3 Simple Ways to Get Noticed at Work

Getting noticed at work can be one of the hardest things to do. It doesn’t matter if you have been there for six weeks or five years. Getting noticed can be a struggle.

Most people think the best way to get noticed at work is to over-perform, talk about your achievements and brown nose with executives.

Yes, there’s some validity to that, but it is not the only way. And honestly, it’s draining. Then when you do get noticed you are too exhausted that you are unsure what to do next.

These three simple steps can help you get noticed at work without overworking and brown-nosing. And the best part is you can start tomorrow. Or possibly even right now.

Wear Something Bold

There is nothing that sparks a new conversation like a bold item of clothing. Something that stands out and captures attention.

Courtesy of whitecollarglam.com

I remember a time I was at a career event and there was a student in a bright blue blazer. We did not speak that year, but I went to the same event the following year and when she approached me, I said: “Did you wear a bright blue blazer last year?”. She looked at me in shock that I remembered her even when we didn’t speak.

Your appearance makes an impression.

Now let’s not get crazy with your new-found wardrobe, but add some flair to it. For women, pick a blazer that stands out or a dress with a vibrant pattern. Men, pick a bold tie or a choose a shirt that is outside the color norm.

Even something like new frames, glasses, can be a conversation starter. The idea is to stand out and be noticed.

How many times have you overheard someone saying, “Who was that in the (insert clothing item)?”.

Post on LinkedIn

When I first started my writing journey I was hesitant to share on my LinkedIn profile.

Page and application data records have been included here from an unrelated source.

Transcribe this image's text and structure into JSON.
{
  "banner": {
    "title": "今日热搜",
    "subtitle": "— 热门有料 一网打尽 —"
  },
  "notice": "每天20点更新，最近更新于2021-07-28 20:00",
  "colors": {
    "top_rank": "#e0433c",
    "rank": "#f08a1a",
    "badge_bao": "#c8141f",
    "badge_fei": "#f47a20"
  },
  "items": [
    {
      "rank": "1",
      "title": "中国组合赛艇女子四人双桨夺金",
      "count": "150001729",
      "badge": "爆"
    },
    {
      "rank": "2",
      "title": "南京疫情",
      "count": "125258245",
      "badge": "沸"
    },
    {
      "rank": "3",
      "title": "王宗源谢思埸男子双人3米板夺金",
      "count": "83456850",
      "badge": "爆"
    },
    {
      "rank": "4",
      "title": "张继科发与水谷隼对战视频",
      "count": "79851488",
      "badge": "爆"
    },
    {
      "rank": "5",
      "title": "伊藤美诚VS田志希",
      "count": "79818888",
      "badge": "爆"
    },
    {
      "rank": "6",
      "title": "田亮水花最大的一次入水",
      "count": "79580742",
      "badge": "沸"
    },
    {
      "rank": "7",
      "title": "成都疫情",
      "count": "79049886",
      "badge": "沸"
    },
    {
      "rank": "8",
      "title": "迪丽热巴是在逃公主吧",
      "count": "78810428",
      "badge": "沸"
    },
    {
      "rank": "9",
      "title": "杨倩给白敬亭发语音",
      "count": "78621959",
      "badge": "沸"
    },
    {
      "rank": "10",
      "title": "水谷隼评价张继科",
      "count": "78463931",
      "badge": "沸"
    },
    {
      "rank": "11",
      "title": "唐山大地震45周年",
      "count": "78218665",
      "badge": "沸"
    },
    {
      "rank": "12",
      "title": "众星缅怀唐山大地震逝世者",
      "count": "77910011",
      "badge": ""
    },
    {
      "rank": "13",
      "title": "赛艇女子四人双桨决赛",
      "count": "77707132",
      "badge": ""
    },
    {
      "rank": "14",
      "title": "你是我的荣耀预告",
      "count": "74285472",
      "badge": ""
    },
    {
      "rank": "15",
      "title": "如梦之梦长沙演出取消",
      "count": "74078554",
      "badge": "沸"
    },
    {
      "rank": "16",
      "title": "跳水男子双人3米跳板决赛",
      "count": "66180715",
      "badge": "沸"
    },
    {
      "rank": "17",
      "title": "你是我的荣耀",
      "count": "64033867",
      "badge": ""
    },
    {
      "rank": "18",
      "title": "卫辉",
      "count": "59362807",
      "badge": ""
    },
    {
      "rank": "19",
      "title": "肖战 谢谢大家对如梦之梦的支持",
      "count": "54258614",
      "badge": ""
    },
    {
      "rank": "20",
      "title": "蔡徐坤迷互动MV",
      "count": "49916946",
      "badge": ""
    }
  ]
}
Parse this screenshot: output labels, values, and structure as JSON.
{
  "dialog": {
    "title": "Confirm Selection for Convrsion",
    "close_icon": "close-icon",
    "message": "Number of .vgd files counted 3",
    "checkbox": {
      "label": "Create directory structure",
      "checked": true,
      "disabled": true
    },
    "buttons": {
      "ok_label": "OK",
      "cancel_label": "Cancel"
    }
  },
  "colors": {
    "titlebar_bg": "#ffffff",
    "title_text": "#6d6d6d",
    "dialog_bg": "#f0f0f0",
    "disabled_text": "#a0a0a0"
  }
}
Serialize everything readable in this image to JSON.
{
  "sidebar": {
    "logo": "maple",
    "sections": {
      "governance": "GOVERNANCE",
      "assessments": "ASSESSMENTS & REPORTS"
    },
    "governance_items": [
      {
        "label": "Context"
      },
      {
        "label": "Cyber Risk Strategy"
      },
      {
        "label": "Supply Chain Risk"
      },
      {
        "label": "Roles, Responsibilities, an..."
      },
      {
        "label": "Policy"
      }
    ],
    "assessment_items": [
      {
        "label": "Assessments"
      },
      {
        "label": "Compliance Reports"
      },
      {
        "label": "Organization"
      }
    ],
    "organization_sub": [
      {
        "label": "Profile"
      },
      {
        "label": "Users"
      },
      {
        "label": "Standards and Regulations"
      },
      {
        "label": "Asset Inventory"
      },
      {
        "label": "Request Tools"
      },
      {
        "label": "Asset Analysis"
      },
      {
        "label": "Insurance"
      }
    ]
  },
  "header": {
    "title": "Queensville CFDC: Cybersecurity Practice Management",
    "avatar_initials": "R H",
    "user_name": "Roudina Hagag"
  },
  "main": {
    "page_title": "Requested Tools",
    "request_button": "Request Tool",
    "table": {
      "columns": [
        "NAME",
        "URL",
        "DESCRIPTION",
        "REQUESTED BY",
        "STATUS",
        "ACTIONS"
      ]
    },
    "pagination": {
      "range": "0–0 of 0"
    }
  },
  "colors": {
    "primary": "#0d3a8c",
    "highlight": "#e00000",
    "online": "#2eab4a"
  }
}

One day I got an email from someone who works for my parent company. She read my post on Black Women’s Equal Pay Day and mentioned she was local to my area and wanted to set up lunch.

We now have lunch quarterly. We talk about work, family, and life. I made a partnership, and friendship, with someone who works in an organization that I have yet to tap into. Ahh, the connections!

Just by sharing a passion of mine on LinkedIn it brought us together. Since then, she has connected me to others in her organization to collaborate and learn from.

Disclaimer. LinkedIn is not the place for you to just put out status updates like Facebook or Twitter. I shouldn’t have to say that but in today’s age, I do.

You do not have to be a blogger to share something you are passionate about. If you are following someone from work, or a parent/sister company, and you see a post or an article they shared, comment on it. Share an article that you find interesting and then leave a few of your own words in your post to drive some conversations.

Something small can go so far. Work is all about connections. And really about the connections you do not see every day.

Talk To The One Who Is Under The Radar

This is me in my office. I fly under the radar. I work on a virtual team and I travel 50-60% of the year. The assumption could be that I keep to myself, do my work and then go home. People could assume I do not have a network or many connections within the organization.

But those assumptions are incorrect. I have several networks within my organization. And I did not form these relationships overnight. I worked hard building my brand and branching out to meet and engage with various people. Some of those people flew under the radar.

Often we go straight to the person at the top. Have you stopped to think about who he or she interacts with? Who is in that circle? I am in that circle.

Talk to the one under the radar, because you never know who they know and how they can support you. That is who you want to know.

Courtesy of Giphy.com

Standing out at work should not drive you crazy. If it is, you are going about it the wrong way. Or maybe you are overdue for a change of scenery.

Written by Jemia Young

Jemia is a certified Diversity & Inclusion Practitioner from Georgetown University. Her passions lie in research around equity, gender & diversity and blogging about her experiences as a woman of color. You can find Jemia on TwitterLinkedIn and Instagram.